  2. Wear protective clothing, including sunglasses and a hat.
  3. Seek shade whenever possible, especially during peak sun hours.
  4. Be mindful of reflective surfaces like water, sand, or snow that can intensify UV exposure.
  5. Regularly examine your skin for any changes or suspicious moles and consult a dermatologist if concerned.

Myth vs. Fact: Sun Protection

Let’s debunk some common misconceptions about sun protection:

  • Myth: Sunscreen is only necessary on sunny days.
    • Fact: UV rays can penetrate clouds, so sun protection is essential regardless of cloud cover.
  • Myth: Having a tan means you’re protected from the sun.
    • Fact: A tan is a sign of skin damage, and it offers minimal protection against UV rays.
  • Myth: Sunscreen is only needed for fair-skinned individuals.
    • Fact: People of all skin tones need sun protection as UV rays can harm any skin type.

The Impact of Environmental Factors

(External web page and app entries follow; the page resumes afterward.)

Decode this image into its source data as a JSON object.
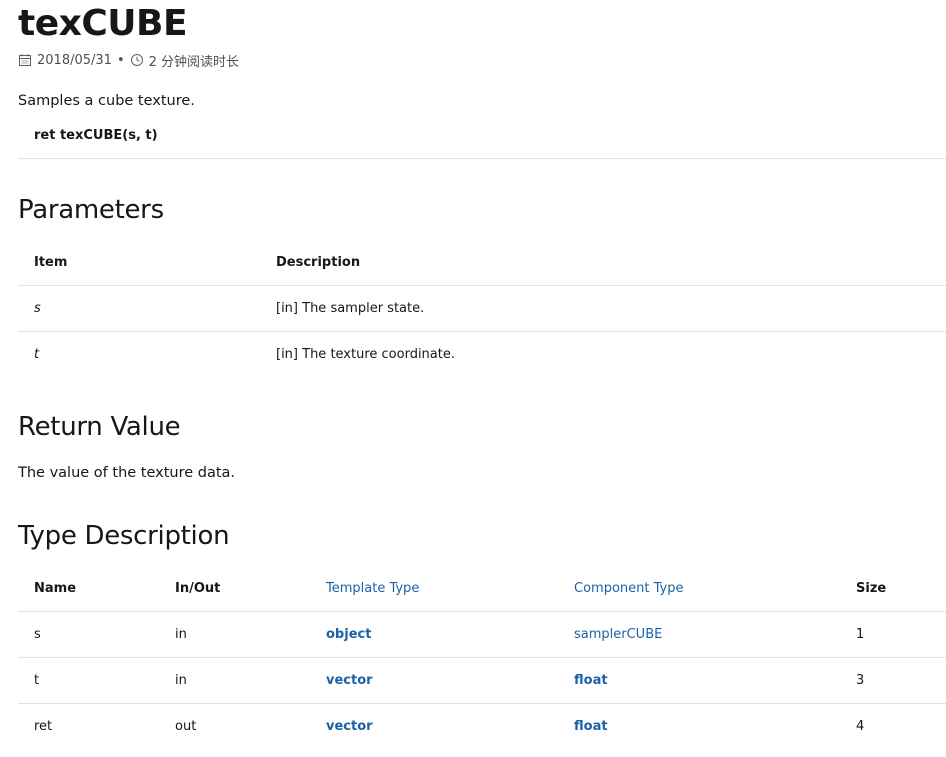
{
  "article": {
    "title": "texCUBE",
    "date": "2018/05/31",
    "separator": "•",
    "read_time": "2 分钟阅读时长",
    "icons": {
      "date": "calendar-icon",
      "time": "clock-icon"
    },
    "summary": "Samples a cube texture.",
    "syntax": "ret texCUBE(s, t)"
  },
  "parameters": {
    "heading": "Parameters",
    "columns": [
      "Item",
      "Description"
    ],
    "rows": [
      {
        "item": "s",
        "description": "[in] The sampler state."
      },
      {
        "item": "t",
        "description": "[in] The texture coordinate."
      }
    ]
  },
  "return_value": {
    "heading": "Return Value",
    "text": "The value of the texture data."
  },
  "type_description": {
    "heading": "Type Description",
    "columns": [
      "Name",
      "In/Out",
      "Template Type",
      "Component Type",
      "Size"
    ],
    "rows": [
      {
        "name": "s",
        "inout": "in",
        "template_type": "object",
        "component_type": "samplerCUBE",
        "size": "1"
      },
      {
        "name": "t",
        "inout": "in",
        "template_type": "vector",
        "component_type": "float",
        "size": "3"
      },
      {
        "name": "ret",
        "inout": "out",
        "template_type": "vector",
        "component_type": "float",
        "size": "4"
      }
    ]
  },
  "colors": {
    "link": "#1a62a8",
    "text": "#171717",
    "muted": "#505050",
    "rule": "#e3e3e3"
  }
}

Environmental factors such as altitude, latitude, and reflective surfaces can affect the intensity of UV radiation. Higher altitudes, proximity to the equator, and surfaces like water or snow can amplify UV exposure. When planning outdoor activities, take these factors into account and adjust your sun protection measures accordingly.


Protecting your skin from harmful UV rays is crucial for maintaining healthy and radiant skin. By implementing sun protection measures such as using sunscreen, wearing protective clothing, seeking shade, and being mindful of timing, you can significantly reduce the risk of sunburn, premature ageing, and skin cancer. Prioritize your skin’s well-being and make sun protection a top priority in your daily routine.


1. Can I skip sunscreen on cloudy days?

No, UV rays can penetrate clouds, so it’s essential to wear sunscreen even on cloudy days.

2. Is a higher SPF sunscreen better?

While a higher SPF provides more protection, an SPF of 30 or higher is generally recommended for adequate coverage.

3. Can UV rays penetrate clothing?

UV rays can penetrate certain fabrics, especially if they are thin or loosely woven. Opt for tightly woven, dark-coloured clothing for better protection.

4. Can I use expired sunscreen?

It’s best to use sunscreen within its expiration date to ensure optimal effectiveness. Expired sunscreen may not provide adequate protection.

5. Can I get enough vitamin D while practising sun protection?

While sun protection measures reduce vitamin D synthesis, you can still obtain sufficient levels through a balanced diet and vitamin D supplements.